Webster's Dictionary defines power as the "possession of control, authority, or influence over others; the ability to act or produce an effect." The Center for the Prevention of Sexual and Domestic Violence speaks of power as command of resources. Most of us have a certain amount of power as a result of any of a number of factors: class, knowledge or information, employment position, creativity, relationships, finances, personal charisma, gender, race, physical size, church role, or spirituality. The crucial distinction that needs to be made is whether that power is being used creatively or destructively.
Richard Foster speaks of creative power, saying that it is "the power that creates, gives life and joy and peace. It is freedom and not bondage, life and not death, transformation and not coercion. The power that creates restores relationship and gives the gift of wholeness to all." When power is used creatively it restores relationships, liberates those who are oppressed, brings inner and outer healing, nurtures confidence, enhances communication, and inspires faith. We all need power in some aspect of our lives. Without power a person feels inadequate, out of control, and lost. Having power gives us a means of making changes in our lives and in our society.

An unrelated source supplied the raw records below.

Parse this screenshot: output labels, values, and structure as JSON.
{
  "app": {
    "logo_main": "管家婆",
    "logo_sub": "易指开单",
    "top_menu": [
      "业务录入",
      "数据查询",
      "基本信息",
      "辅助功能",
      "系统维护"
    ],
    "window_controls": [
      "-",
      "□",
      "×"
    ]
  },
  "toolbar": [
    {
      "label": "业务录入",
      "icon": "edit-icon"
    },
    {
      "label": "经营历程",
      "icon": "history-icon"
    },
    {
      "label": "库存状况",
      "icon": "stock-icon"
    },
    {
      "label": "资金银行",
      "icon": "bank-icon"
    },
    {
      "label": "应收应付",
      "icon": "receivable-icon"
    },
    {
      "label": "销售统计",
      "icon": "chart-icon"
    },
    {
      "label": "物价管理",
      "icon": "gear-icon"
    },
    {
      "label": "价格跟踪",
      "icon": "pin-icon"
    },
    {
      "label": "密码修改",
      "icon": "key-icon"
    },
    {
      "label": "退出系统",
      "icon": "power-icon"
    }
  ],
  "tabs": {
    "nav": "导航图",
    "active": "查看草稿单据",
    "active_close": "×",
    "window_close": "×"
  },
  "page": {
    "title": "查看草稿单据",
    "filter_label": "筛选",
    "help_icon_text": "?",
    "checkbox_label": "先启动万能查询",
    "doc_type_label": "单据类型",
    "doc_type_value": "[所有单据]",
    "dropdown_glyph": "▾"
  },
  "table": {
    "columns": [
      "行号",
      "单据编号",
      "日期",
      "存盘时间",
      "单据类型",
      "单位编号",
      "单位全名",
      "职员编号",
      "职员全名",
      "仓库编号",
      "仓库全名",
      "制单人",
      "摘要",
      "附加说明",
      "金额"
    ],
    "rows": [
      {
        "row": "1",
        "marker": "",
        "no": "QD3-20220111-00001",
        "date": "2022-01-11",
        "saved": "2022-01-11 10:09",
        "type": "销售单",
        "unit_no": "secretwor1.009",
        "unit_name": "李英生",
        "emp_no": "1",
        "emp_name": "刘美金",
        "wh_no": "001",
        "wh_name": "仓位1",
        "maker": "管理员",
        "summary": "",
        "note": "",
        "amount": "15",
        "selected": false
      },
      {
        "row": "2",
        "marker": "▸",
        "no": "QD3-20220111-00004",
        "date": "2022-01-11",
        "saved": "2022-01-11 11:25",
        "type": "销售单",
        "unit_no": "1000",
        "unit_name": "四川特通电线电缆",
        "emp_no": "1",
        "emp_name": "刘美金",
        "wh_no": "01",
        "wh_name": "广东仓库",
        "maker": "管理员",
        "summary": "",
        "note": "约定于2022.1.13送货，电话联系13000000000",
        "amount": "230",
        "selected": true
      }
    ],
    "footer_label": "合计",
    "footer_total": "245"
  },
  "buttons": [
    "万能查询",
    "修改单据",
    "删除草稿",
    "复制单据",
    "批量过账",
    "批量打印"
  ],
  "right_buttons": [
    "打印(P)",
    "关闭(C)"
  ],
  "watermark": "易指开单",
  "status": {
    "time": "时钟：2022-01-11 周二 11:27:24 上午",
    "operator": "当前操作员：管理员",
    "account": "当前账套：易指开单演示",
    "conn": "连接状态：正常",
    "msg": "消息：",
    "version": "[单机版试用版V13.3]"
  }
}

Power can also be used destructively or to hurt. Sexual abuse by a church leader or caregiver is one of the ways in which power becomes destructive. Abuse occurs when there is an imbalance of power and where persons with greater power misuse their power to their own benefit and the detriment of another. In situations of sexual abuse within the church the abusing leader has greater power than the victim, usually in several areas such as gender, leadership position or office, physical size, education, economic and ecclesiastical power. In the church, leaders have enormous power because they are perceived by some to be God's representative. The perpetrator may also have the power of information because church leaders are often privy to information that is shared with very few others.
While perpetrators of abuse have more power than their victims, they sometimes do not feel powerful and most refuse to acknowledge their power. In fact they frequently feel inadequate, overworked, unsupported, ineffective, and powerless (that is, not in control). Therefore, the notion of pastoral power may not be something with which they readily identify. Additionally, within church communities which emphasize the "priesthood of all believers" there is less permission to formally recognize power differentials within the church. The appearance of humility may also be an unacknowledged power, as it has the effect of silencing any criticism and increasing a leader's power. This inability to identify the power difference is dangerous; when pastors have difficulty acknowledging their power they stand in greater danger of abusing it.
A power imbalance is easily sexualized or eroticized. Carolyn Holderread Heggen notes that "The imbalance of power between men and women has become eroticized in our culture. Many persons find male power and female powerlessness sexually arousing. In general, men are sexually attracted to females who are younger, smaller, and less powerful than themselves. Women tend to be attracted to males who are older, larger, and more powerful. Male clergy have a great imbalance of power over their congregations, which are often predominately women, therefore, the stage is set for a sexually inapproprate expression of this power differential." Peter Rutter adds that "because men so often control a woman's future - and her physical, psychological, spiritual, economic or intellectual well-being - the mere presence of sexual innuendo from a man who has power over her can determine whether she experiences her femininity as a force to be valued and respected or as a commodity to be exploited."
In other instances, misuses of power can be sexualized in situations that begin as mentoring. This could happen in the case of an older man or woman taking an interest in a younger person of either sex for the purpose of encouraging that youth's development. A youth activity that begins as play can become a context for misusing power and authority when the youth leader does not understand that they have power by virtue of their difference in age and authority.
Because of the power imbalance, the leader always has the responsibility to protect the boundaries of the relationship. The person with the greater power must act in the best interests of the person with lesser power. This holds true even when the person with less power makes sexualizewd advances. A person in leadership is the keeper of a trust and, as such, is responsible to ensure that no sexualized behaviour occurs, no matter what the level of provocation or apparent consent. (Peter Rutter)
This article was written by Heather Block as part of the Advocacy Training Manual - Advocating for Survivors of Sexual Abuse by a Church Leader or Caregiver. Published by the Mennonite Central Committee Canada Women's Concerns. 1996,2000. Used by permission.